BRIEF:
Give the records back in full, exactly as they read.

INPUT DATA:

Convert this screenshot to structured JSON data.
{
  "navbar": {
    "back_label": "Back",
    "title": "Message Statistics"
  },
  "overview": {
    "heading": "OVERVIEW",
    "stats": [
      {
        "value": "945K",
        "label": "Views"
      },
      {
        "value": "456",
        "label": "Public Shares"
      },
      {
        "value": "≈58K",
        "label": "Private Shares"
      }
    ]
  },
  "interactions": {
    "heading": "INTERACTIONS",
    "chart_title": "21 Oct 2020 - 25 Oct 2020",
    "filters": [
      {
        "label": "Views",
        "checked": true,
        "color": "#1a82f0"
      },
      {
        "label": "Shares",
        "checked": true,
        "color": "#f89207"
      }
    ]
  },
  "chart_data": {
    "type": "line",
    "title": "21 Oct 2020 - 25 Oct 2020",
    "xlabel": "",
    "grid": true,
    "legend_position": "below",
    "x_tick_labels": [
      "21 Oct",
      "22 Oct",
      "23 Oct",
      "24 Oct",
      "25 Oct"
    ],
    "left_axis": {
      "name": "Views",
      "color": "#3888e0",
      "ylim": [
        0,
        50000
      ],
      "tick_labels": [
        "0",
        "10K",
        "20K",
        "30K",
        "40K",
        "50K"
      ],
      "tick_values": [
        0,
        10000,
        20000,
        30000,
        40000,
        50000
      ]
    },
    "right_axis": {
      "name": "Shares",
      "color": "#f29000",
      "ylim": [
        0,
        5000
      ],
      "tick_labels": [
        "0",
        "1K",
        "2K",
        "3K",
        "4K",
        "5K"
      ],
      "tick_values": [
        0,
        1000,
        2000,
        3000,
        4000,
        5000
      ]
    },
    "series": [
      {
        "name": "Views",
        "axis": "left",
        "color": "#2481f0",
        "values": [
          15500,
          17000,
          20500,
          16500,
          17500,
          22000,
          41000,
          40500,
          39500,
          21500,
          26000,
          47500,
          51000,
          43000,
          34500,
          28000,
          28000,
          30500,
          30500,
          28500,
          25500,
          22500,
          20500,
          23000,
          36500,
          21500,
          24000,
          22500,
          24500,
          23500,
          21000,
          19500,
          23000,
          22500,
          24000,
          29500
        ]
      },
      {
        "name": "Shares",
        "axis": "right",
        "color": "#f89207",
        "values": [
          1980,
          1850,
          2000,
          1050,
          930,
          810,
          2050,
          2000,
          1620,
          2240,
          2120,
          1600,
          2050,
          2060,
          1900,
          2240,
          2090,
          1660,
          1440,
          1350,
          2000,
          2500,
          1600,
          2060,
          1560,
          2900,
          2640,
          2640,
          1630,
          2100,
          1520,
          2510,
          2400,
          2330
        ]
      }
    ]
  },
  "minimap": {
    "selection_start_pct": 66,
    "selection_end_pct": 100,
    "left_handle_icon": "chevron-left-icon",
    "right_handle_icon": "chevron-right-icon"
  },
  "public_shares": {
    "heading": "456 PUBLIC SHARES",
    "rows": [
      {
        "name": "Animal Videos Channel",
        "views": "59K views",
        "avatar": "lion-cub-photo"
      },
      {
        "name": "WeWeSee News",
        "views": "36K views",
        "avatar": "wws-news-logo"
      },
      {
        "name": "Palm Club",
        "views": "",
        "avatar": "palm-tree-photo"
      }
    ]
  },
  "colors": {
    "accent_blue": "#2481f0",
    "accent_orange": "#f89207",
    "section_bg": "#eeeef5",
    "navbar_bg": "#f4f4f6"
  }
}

SOLUTION FOR THIS EXERCISE:
Convert this screenshot to structured JSON data.
{
  "navbar": {
    "back_label": "Back",
    "title": "Message Statistics"
  },
  "overview": {
    "heading": "OVERVIEW",
    "stats": [
      {
        "value": "945K",
        "label": "Views"
      },
      {
        "value": "456",
        "label": "Public Shares"
      },
      {
        "value": "≈58K",
        "label": "Private Shares"
      }
    ]
  },
  "interactions": {
    "heading": "INTERACTIONS",
    "chart_title": "21 Oct 2020 - 25 Oct 2020",
    "filters": [
      {
        "label": "Views",
        "checked": true,
        "color": "#1a82f0"
      },
      {
        "label": "Shares",
        "checked": true,
        "color": "#f89207"
      }
    ]
  },
  "chart_data": {
    "type": "line",
    "title": "21 Oct 2020 - 25 Oct 2020",
    "xlabel": "",
    "grid": true,
    "legend_position": "below",
    "x_tick_labels": [
      "21 Oct",
      "22 Oct",
      "23 Oct",
      "24 Oct",
      "25 Oct"
    ],
    "left_axis": {
      "name": "Views",
      "color": "#3888e0",
      "ylim": [
        0,
        50000
      ],
      "tick_labels": [
        "0",
        "10K",
        "20K",
        "30K",
        "40K",
        "50K"
      ],
      "tick_values": [
        0,
        10000,
        20000,
        30000,
        40000,
        50000
      ]
    },
    "right_axis": {
      "name": "Shares",
      "color": "#f29000",
      "ylim": [
        0,
        5000
      ],
      "tick_labels": [
        "0",
        "1K",
        "2K",
        "3K",
        "4K",
        "5K"
      ],
      "tick_values": [
        0,
        1000,
        2000,
        3000,
        4000,
        5000
      ]
    },
    "series": [
      {
        "name": "Views",
        "axis": "left",
        "color": "#2481f0",
        "values": [
          15500,
          17000,
          20500,
          16500,
          17500,
          22000,
          41000,
          40500,
          39500,
          21500,
          26000,
          47500,
          51000,
          43000,
          34500,
          28000,
          28000,
          30500,
          30500,
          28500,
          25500,
          22500,
          20500,
          23000,
          36500,
          21500,
          24000,
          22500,
          24500,
          23500,
          21000,
          19500,
          23000,
          22500,
          24000,
          29500
        ]
      },
      {
        "name": "Shares",
        "axis": "right",
        "color": "#f89207",
        "values": [
          1980,
          1850,
          2000,
          1050,
          930,
          810,
          2050,
          2000,
          1620,
          2240,
          2120,
          1600,
          2050,
          2060,
          1900,
          2240,
          2090,
          1660,
          1440,
          1350,
          2000,
          2500,
          1600,
          2060,
          1560,
          2900,
          2640,
          2640,
          1630,
          2100,
          1520,
          2510,
          2400,
          2330
        ]
      }
    ]
  },
  "minimap": {
    "selection_start_pct": 66,
    "selection_end_pct": 100,
    "left_handle_icon": "chevron-left-icon",
    "right_handle_icon": "chevron-right-icon"
  },
  "public_shares": {
    "heading": "456 PUBLIC SHARES",
    "rows": [
      {
        "name": "Animal Videos Channel",
        "views": "59K views",
        "avatar": "lion-cub-photo"
      },
      {
        "name": "WeWeSee News",
        "views": "36K views",
        "avatar": "wws-news-logo"
      },
      {
        "name": "Palm Club",
        "views": "",
        "avatar": "palm-tree-photo"
      }
    ]
  },
  "colors": {
    "accent_blue": "#2481f0",
    "accent_orange": "#f89207",
    "section_bg": "#eeeef5",
    "navbar_bg": "#f4f4f6"
  }
}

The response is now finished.